And why is that? It's because America is addicted to the same illegal immigrants about whom Americans love to complain.

It's as if the United States has two neon signs on the U.S.-Mexico border: "Keep Out" and "Help Wanted." Americans can't decide what they want to protect more -- the border or their standard of living. Usually, the latter wins out.

Our national schizophrenia must be awfully confusing to the immigrants themselves. At the border, they see walls, agents, floodlights and barbed wire. But an hour's drive north, as they wait in front of a neighborhood big-box store, they see a much different sight -- homeowners and soccer moms rushing to the curb to pick up two or three of them at a time to do the kind of household chores that our teenagers used to do before the precious little darlings discovered they were the center of the universe and too good to dirty their hands with such tasks.

That reminds me. Let's have a word about illegal immigrant labor.
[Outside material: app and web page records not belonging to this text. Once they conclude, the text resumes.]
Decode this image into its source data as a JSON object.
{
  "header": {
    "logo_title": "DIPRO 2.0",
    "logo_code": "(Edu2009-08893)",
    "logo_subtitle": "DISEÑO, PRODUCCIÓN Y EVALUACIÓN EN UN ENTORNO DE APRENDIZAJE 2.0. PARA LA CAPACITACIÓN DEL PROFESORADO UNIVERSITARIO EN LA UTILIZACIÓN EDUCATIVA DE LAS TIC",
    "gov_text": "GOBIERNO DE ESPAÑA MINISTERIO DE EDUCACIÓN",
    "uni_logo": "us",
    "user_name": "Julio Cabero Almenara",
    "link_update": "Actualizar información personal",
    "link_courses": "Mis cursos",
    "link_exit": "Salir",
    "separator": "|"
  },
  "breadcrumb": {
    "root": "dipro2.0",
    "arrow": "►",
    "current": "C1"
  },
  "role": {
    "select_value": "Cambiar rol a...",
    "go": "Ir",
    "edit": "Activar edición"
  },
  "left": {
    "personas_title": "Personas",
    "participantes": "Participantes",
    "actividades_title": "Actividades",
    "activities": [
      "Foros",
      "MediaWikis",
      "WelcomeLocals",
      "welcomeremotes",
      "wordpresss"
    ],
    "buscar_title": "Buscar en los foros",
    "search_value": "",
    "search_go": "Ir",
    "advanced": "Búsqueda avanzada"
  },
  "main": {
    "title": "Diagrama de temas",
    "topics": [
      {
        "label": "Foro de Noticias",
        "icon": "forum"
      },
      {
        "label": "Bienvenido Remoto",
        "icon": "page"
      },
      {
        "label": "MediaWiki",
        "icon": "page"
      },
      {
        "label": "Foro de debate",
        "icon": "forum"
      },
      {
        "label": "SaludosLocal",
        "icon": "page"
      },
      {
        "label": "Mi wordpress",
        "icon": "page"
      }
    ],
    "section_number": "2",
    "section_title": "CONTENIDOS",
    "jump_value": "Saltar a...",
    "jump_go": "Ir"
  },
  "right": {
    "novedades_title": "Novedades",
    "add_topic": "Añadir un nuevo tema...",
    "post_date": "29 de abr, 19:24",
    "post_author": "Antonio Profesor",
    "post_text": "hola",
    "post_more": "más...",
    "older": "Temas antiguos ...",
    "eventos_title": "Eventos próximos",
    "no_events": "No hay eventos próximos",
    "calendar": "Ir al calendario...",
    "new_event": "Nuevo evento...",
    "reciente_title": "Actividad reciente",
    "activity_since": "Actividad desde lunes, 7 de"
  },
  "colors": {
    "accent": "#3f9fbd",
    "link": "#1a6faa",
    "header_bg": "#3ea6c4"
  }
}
The myth persists that the only reason Americans hire illegal immigrants is because the undocumented will work for lower wages than American workers demand to do the same jobs. It's a popular narrative because it makes U.S. natives seem almost noble, as if they won't let themselves be exploited.

But, in truth, it's only half the reason that illegal immigrants are in such great demand in the United States. There is also the little-discussed fact that they're dependable and work hard, qualities that many Americans have unfortunately long since abandoned.

Talk to the friend of mine in Austin, Texas, who needed to hire a few guys to build a fence. He called three or four handymen who either never got back to him or promised to show up but didn't. And then he settled on immigrant labor. Don't ask him if the workers were undocumented. I don't think he knows because, like millions of Americans, he doesn't want to know.

Now, a bill in the Texas Legislature makes it plain that lawmakers don't want to know either.

The opinions expressed in this commentary are solely those of Ruben Navarrette Jr.